Library Wars, Love & War, Vol. 1-4
written by Kiiro Yumi
illustrated by Hiro Arikawa
Iku has always loved books, and now she has to fight for the right to read them. The government has put in strict new censorship rules, wanting to be rid of “offensive” books. In response, libraries set up their own armies, and the government and the libraries fight over the right for knowledge. Iku joins the Library Defense Force, which is something she’s wanted to do for a few years because she was so impressed when a soldier from the force protected her and a book she had. She refers to him as her prince…and, in shojo manga form, do you suppose her prince might be very nearby, and possibly someone she knows couldn’t be him? Hmm.
Iku knows that Instructor Dojo isn’t her prince…she can’t stand him. Well, sometimes. At other times, she seems to be falling for him.
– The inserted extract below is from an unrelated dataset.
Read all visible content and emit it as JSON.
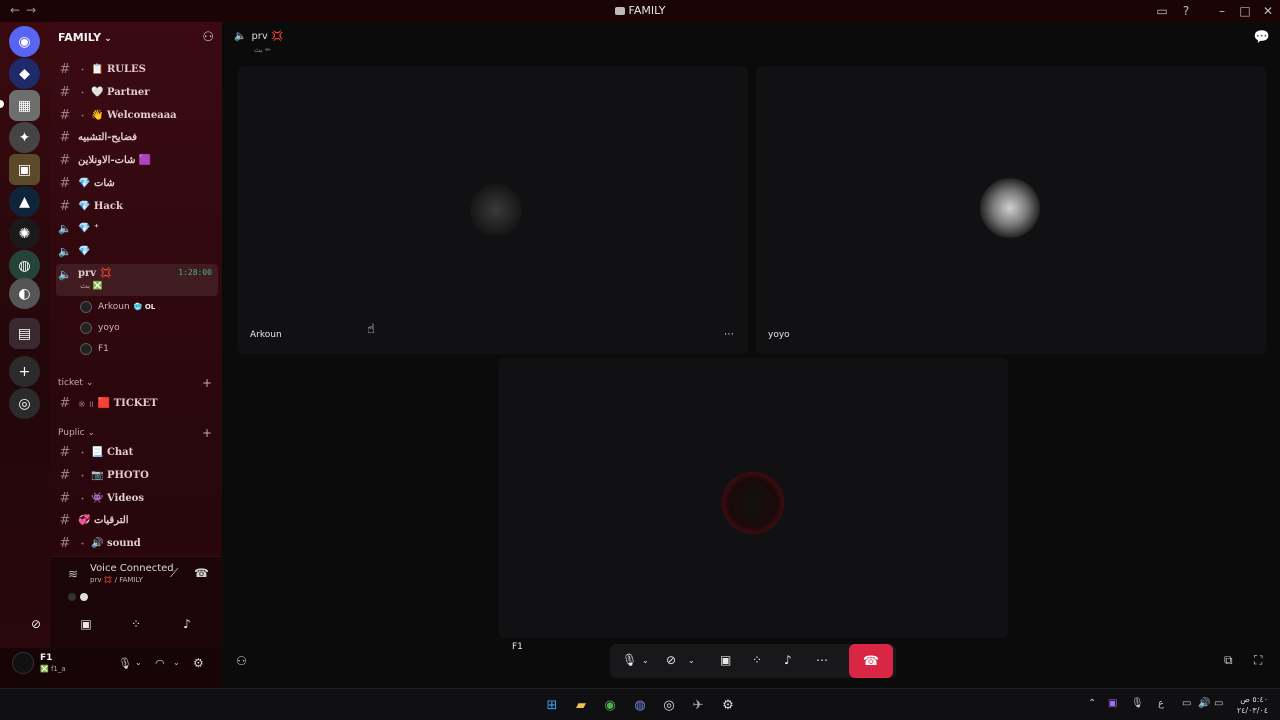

And even though he acts as if she’s a difficult recruit, the truth is that he admires her for her bravery and tenacity. Part of Library Wars concentrates on this romantic element, while other parts focus on its strong anti-censorship message. It shows how far people will go to censor works they don’t like…and how hard people will fight back in order to stay informed and be able to speak their minds.
There is a fantasy element to Library Wars, though there can be no doubt that there are countries with very strict censorship rules where people can’t read whatever they want. Library Wars celebrates a person’s right to learning, art and individuality. Things get so dangerous that people protecting the libraries can be killed, and at one point Iku is captured and used as a hostage. When a boy is found out to be a murderer and “offensive” books are discovered in his room, this gets the government all the more gung-ho about its idea that reading certain books can only lead to trouble.
Library Wars started out as a light novel series by Hiro Arikawa, who is credited as the creator. The manga, however, has been adapted and drawn by Kiiro Yumi. The whole Library Wars franchise — from the books to the manga to the anime — has been very successful in Japan. Its love of books and the availability of books ought to make it fun for bibliophiles and those concerned about censorship. Each volume also has an additional short story or two involving the main characters.